■ WORK REQUEST
Print the entries exactly as they appear, and omit any images.

(Stored entries)
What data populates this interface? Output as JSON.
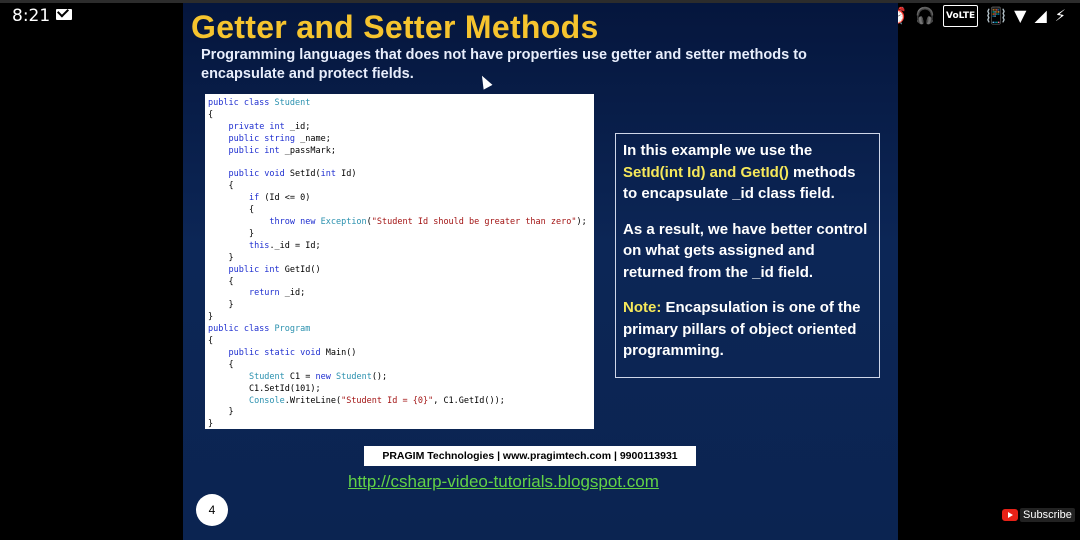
{
  "status_bar": {
    "time": "8:21",
    "volte": "VoLTE",
    "icons": [
      "mail-icon",
      "alarm-icon",
      "headphones-icon",
      "vibrate-icon",
      "wifi-icon",
      "signal-icon",
      "battery-charging-icon"
    ]
  },
  "slide": {
    "title": "Getter and Setter Methods",
    "subtitle": "Programming languages that does not have properties use getter and setter methods to encapsulate and protect fields.",
    "code_lines": [
      [
        [
          "kw",
          "public class "
        ],
        [
          "ty",
          "Student"
        ]
      ],
      [
        [
          "",
          "{"
        ]
      ],
      [
        [
          "",
          "    "
        ],
        [
          "kw",
          "private int "
        ],
        [
          "",
          "_id;"
        ]
      ],
      [
        [
          "",
          "    "
        ],
        [
          "kw",
          "public string "
        ],
        [
          "",
          "_name;"
        ]
      ],
      [
        [
          "",
          "    "
        ],
        [
          "kw",
          "public int "
        ],
        [
          "",
          "_passMark;"
        ]
      ],
      [
        [
          "",
          ""
        ]
      ],
      [
        [
          "",
          "    "
        ],
        [
          "kw",
          "public void "
        ],
        [
          "",
          "SetId("
        ],
        [
          "kw",
          "int "
        ],
        [
          "",
          "Id)"
        ]
      ],
      [
        [
          "",
          "    {"
        ]
      ],
      [
        [
          "",
          "        "
        ],
        [
          "kw",
          "if "
        ],
        [
          "",
          "(Id <= 0)"
        ]
      ],
      [
        [
          "",
          "        {"
        ]
      ],
      [
        [
          "",
          "            "
        ],
        [
          "kw",
          "throw new "
        ],
        [
          "ty",
          "Exception"
        ],
        [
          "",
          "("
        ],
        [
          "st",
          "\"Student Id should be greater than zero\""
        ],
        [
          "",
          ");"
        ]
      ],
      [
        [
          "",
          "        }"
        ]
      ],
      [
        [
          "",
          "        "
        ],
        [
          "kw",
          "this"
        ],
        [
          "",
          "._id = Id;"
        ]
      ],
      [
        [
          "",
          "    }"
        ]
      ],
      [
        [
          "",
          "    "
        ],
        [
          "kw",
          "public int "
        ],
        [
          "",
          "GetId()"
        ]
      ],
      [
        [
          "",
          "    {"
        ]
      ],
      [
        [
          "",
          "        "
        ],
        [
          "kw",
          "return "
        ],
        [
          "",
          "_id;"
        ]
      ],
      [
        [
          "",
          "    }"
        ]
      ],
      [
        [
          "",
          "}"
        ]
      ],
      [
        [
          "kw",
          "public class "
        ],
        [
          "ty",
          "Program"
        ]
      ],
      [
        [
          "",
          "{"
        ]
      ],
      [
        [
          "",
          "    "
        ],
        [
          "kw",
          "public static void "
        ],
        [
          "",
          "Main()"
        ]
      ],
      [
        [
          "",
          "    {"
        ]
      ],
      [
        [
          "",
          "        "
        ],
        [
          "ty",
          "Student "
        ],
        [
          "",
          "C1 = "
        ],
        [
          "kw",
          "new "
        ],
        [
          "ty",
          "Student"
        ],
        [
          "",
          "();"
        ]
      ],
      [
        [
          "",
          "        C1.SetId(101);"
        ]
      ],
      [
        [
          "",
          "        "
        ],
        [
          "ty",
          "Console"
        ],
        [
          "",
          ".WriteLine("
        ],
        [
          "st",
          "\"Student Id = {0}\""
        ],
        [
          "",
          ", C1.GetId());"
        ]
      ],
      [
        [
          "",
          "    }"
        ]
      ],
      [
        [
          "",
          "}"
        ]
      ]
    ],
    "info": {
      "p1_a": "In this example we use the ",
      "p1_hl": "SetId(int Id) and GetId()",
      "p1_b": " methods to encapsulate _id class field.",
      "p2": "As a result, we have better control on what gets assigned and returned from the _id field.",
      "p3_label": "Note:",
      "p3_text": " Encapsulation is one of the primary pillars of object oriented programming."
    },
    "footer": "PRAGIM Technologies | www.pragimtech.com | 9900113931",
    "url": "http://csharp-video-tutorials.blogspot.com",
    "page_number": "4"
  },
  "overlay": {
    "subscribe_label": "Subscribe"
  },
  "colors": {
    "title": "#f6c42e",
    "highlight": "#f6e85a",
    "url": "#62d246",
    "slide_bg": "#0c2656"
  }
}
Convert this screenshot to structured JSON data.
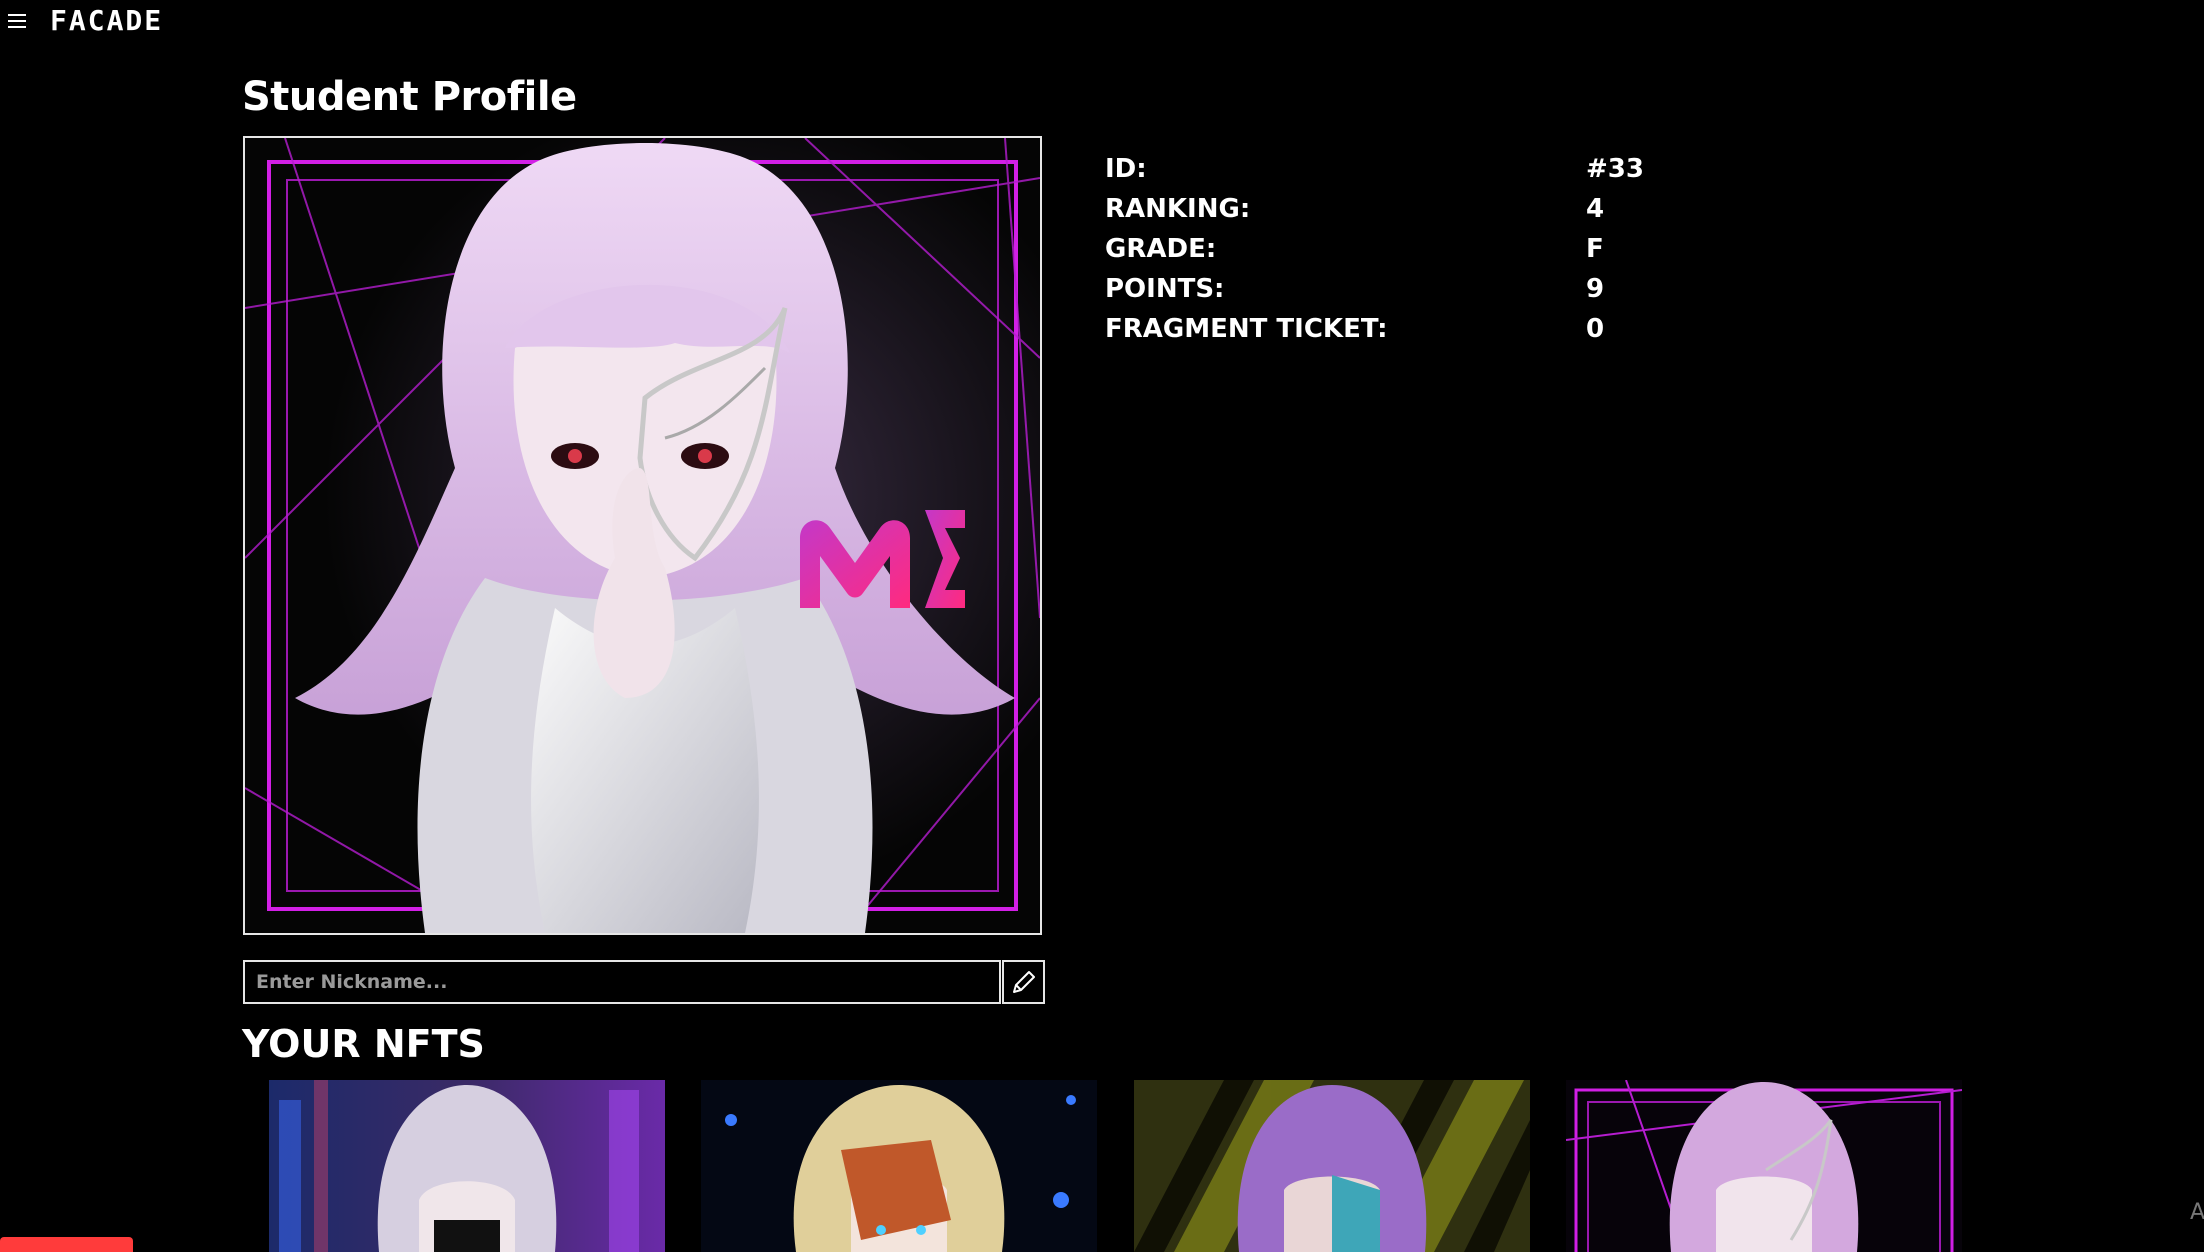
{
  "header": {
    "menu_icon": "hamburger-icon",
    "logo": "FACADE"
  },
  "page": {
    "title": "Student Profile"
  },
  "profile": {
    "image_badge": "ME",
    "stats": [
      {
        "label": "ID:",
        "value": "#33"
      },
      {
        "label": "RANKING:",
        "value": "4"
      },
      {
        "label": "GRADE:",
        "value": "F"
      },
      {
        "label": "POINTS:",
        "value": "9"
      },
      {
        "label": "FRAGMENT TICKET:",
        "value": "0"
      }
    ]
  },
  "nickname": {
    "placeholder": "Enter Nickname...",
    "value": "",
    "edit_icon": "pencil-icon"
  },
  "nfts": {
    "title": "YOUR NFTS",
    "items": [
      {
        "hair": "#d6cfe0",
        "bg": "city-neon"
      },
      {
        "hair": "#e0cf9a",
        "bg": "space-blue"
      },
      {
        "hair": "#9a6cc8",
        "bg": "yellow-stripes"
      },
      {
        "hair": "#d3a8de",
        "bg": "neon-frame"
      }
    ]
  },
  "overlay": {
    "corner_text": "A"
  },
  "colors": {
    "accent": "#d21fe6",
    "logo_pink": "#e0268f",
    "floating_button": "#ff3b3b",
    "background": "#000000"
  }
}
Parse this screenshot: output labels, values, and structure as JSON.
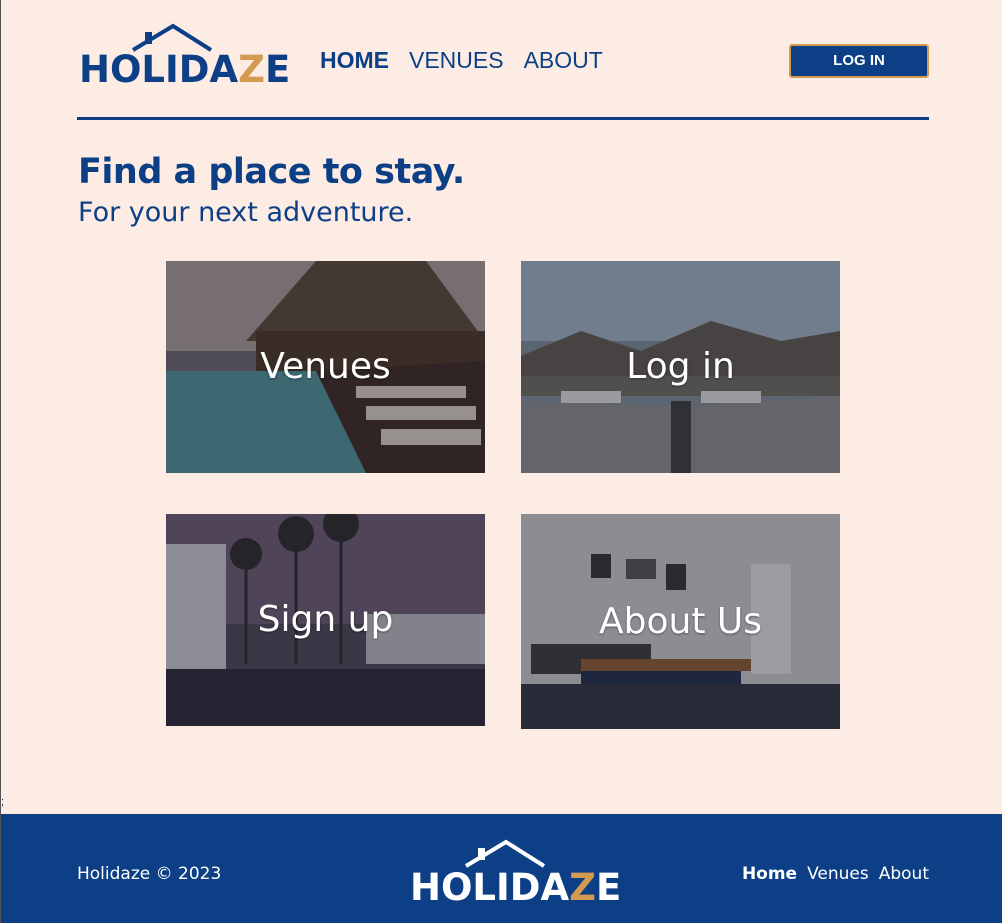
{
  "brand": {
    "name_main": "HOLIDA",
    "name_z": "Z",
    "name_end": "E"
  },
  "nav": {
    "items": [
      "HOME",
      "VENUES",
      "ABOUT"
    ],
    "active": "HOME"
  },
  "header": {
    "login_label": "LOG IN"
  },
  "hero": {
    "title": "Find a place to stay.",
    "subtitle": "For your next adventure."
  },
  "cards": [
    {
      "label": "Venues"
    },
    {
      "label": "Log in"
    },
    {
      "label": "Sign up"
    },
    {
      "label": "About Us"
    }
  ],
  "footer": {
    "copyright": "Holidaze © 2023",
    "links": [
      "Home",
      "Venues",
      "About"
    ]
  },
  "colors": {
    "primary": "#0c3f85",
    "background": "#fcece4",
    "accent": "#d49a52"
  }
}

■ SOLUTION FOR THIS EXERCISE
What data populates this interface? Output as JSON.
{
  "status_bar": {
    "time": "8:21",
    "volte": "VoLTE",
    "icons": [
      "mail-icon",
      "alarm-icon",
      "headphones-icon",
      "vibrate-icon",
      "wifi-icon",
      "signal-icon",
      "battery-charging-icon"
    ]
  },
  "slide": {
    "title": "Getter and Setter Methods",
    "subtitle": "Programming languages that does not have properties use getter and setter methods to encapsulate and protect fields.",
    "code_lines": [
      [
        [
          "kw",
          "public class "
        ],
        [
          "ty",
          "Student"
        ]
      ],
      [
        [
          "",
          "{"
        ]
      ],
      [
        [
          "",
          "    "
        ],
        [
          "kw",
          "private int "
        ],
        [
          "",
          "_id;"
        ]
      ],
      [
        [
          "",
          "    "
        ],
        [
          "kw",
          "public string "
        ],
        [
          "",
          "_name;"
        ]
      ],
      [
        [
          "",
          "    "
        ],
        [
          "kw",
          "public int "
        ],
        [
          "",
          "_passMark;"
        ]
      ],
      [
        [
          "",
          ""
        ]
      ],
      [
        [
          "",
          "    "
        ],
        [
          "kw",
          "public void "
        ],
        [
          "",
          "SetId("
        ],
        [
          "kw",
          "int "
        ],
        [
          "",
          "Id)"
        ]
      ],
      [
        [
          "",
          "    {"
        ]
      ],
      [
        [
          "",
          "        "
        ],
        [
          "kw",
          "if "
        ],
        [
          "",
          "(Id <= 0)"
        ]
      ],
      [
        [
          "",
          "        {"
        ]
      ],
      [
        [
          "",
          "            "
        ],
        [
          "kw",
          "throw new "
        ],
        [
          "ty",
          "Exception"
        ],
        [
          "",
          "("
        ],
        [
          "st",
          "\"Student Id should be greater than zero\""
        ],
        [
          "",
          ");"
        ]
      ],
      [
        [
          "",
          "        }"
        ]
      ],
      [
        [
          "",
          "        "
        ],
        [
          "kw",
          "this"
        ],
        [
          "",
          "._id = Id;"
        ]
      ],
      [
        [
          "",
          "    }"
        ]
      ],
      [
        [
          "",
          "    "
        ],
        [
          "kw",
          "public int "
        ],
        [
          "",
          "GetId()"
        ]
      ],
      [
        [
          "",
          "    {"
        ]
      ],
      [
        [
          "",
          "        "
        ],
        [
          "kw",
          "return "
        ],
        [
          "",
          "_id;"
        ]
      ],
      [
        [
          "",
          "    }"
        ]
      ],
      [
        [
          "",
          "}"
        ]
      ],
      [
        [
          "kw",
          "public class "
        ],
        [
          "ty",
          "Program"
        ]
      ],
      [
        [
          "",
          "{"
        ]
      ],
      [
        [
          "",
          "    "
        ],
        [
          "kw",
          "public static void "
        ],
        [
          "",
          "Main()"
        ]
      ],
      [
        [
          "",
          "    {"
        ]
      ],
      [
        [
          "",
          "        "
        ],
        [
          "ty",
          "Student "
        ],
        [
          "",
          "C1 = "
        ],
        [
          "kw",
          "new "
        ],
        [
          "ty",
          "Student"
        ],
        [
          "",
          "();"
        ]
      ],
      [
        [
          "",
          "        C1.SetId(101);"
        ]
      ],
      [
        [
          "",
          "        "
        ],
        [
          "ty",
          "Console"
        ],
        [
          "",
          ".WriteLine("
        ],
        [
          "st",
          "\"Student Id = {0}\""
        ],
        [
          "",
          ", C1.GetId());"
        ]
      ],
      [
        [
          "",
          "    }"
        ]
      ],
      [
        [
          "",
          "}"
        ]
      ]
    ],
    "info": {
      "p1_a": "In this example we use the ",
      "p1_hl": "SetId(int Id) and GetId()",
      "p1_b": " methods to encapsulate _id class field.",
      "p2": "As a result, we have better control on what gets assigned and returned from the _id field.",
      "p3_label": "Note:",
      "p3_text": " Encapsulation is one of the primary pillars of object oriented programming."
    },
    "footer": "PRAGIM Technologies | www.pragimtech.com | 9900113931",
    "url": "http://csharp-video-tutorials.blogspot.com",
    "page_number": "4"
  },
  "overlay": {
    "subscribe_label": "Subscribe"
  },
  "colors": {
    "title": "#f6c42e",
    "highlight": "#f6e85a",
    "url": "#62d246",
    "slide_bg": "#0c2656"
  }
}
Convert this screenshot to structured JSON data.
{
  "header": {
    "menu_icon": "hamburger-icon",
    "logo": "FACADE"
  },
  "page": {
    "title": "Student Profile"
  },
  "profile": {
    "image_badge": "ME",
    "stats": [
      {
        "label": "ID:",
        "value": "#33"
      },
      {
        "label": "RANKING:",
        "value": "4"
      },
      {
        "label": "GRADE:",
        "value": "F"
      },
      {
        "label": "POINTS:",
        "value": "9"
      },
      {
        "label": "FRAGMENT TICKET:",
        "value": "0"
      }
    ]
  },
  "nickname": {
    "placeholder": "Enter Nickname...",
    "value": "",
    "edit_icon": "pencil-icon"
  },
  "nfts": {
    "title": "YOUR NFTS",
    "items": [
      {
        "hair": "#d6cfe0",
        "bg": "city-neon"
      },
      {
        "hair": "#e0cf9a",
        "bg": "space-blue"
      },
      {
        "hair": "#9a6cc8",
        "bg": "yellow-stripes"
      },
      {
        "hair": "#d3a8de",
        "bg": "neon-frame"
      }
    ]
  },
  "overlay": {
    "corner_text": "A"
  },
  "colors": {
    "accent": "#d21fe6",
    "logo_pink": "#e0268f",
    "floating_button": "#ff3b3b",
    "background": "#000000"
  }
}
Parse this screenshot: output labels, values, and structure as JSON.
{
  "brand": {
    "name_main": "HOLIDA",
    "name_z": "Z",
    "name_end": "E"
  },
  "nav": {
    "items": [
      "HOME",
      "VENUES",
      "ABOUT"
    ],
    "active": "HOME"
  },
  "header": {
    "login_label": "LOG IN"
  },
  "hero": {
    "title": "Find a place to stay.",
    "subtitle": "For your next adventure."
  },
  "cards": [
    {
      "label": "Venues"
    },
    {
      "label": "Log in"
    },
    {
      "label": "Sign up"
    },
    {
      "label": "About Us"
    }
  ],
  "footer": {
    "copyright": "Holidaze © 2023",
    "links": [
      "Home",
      "Venues",
      "About"
    ]
  },
  "colors": {
    "primary": "#0c3f85",
    "background": "#fcece4",
    "accent": "#d49a52"
  }
}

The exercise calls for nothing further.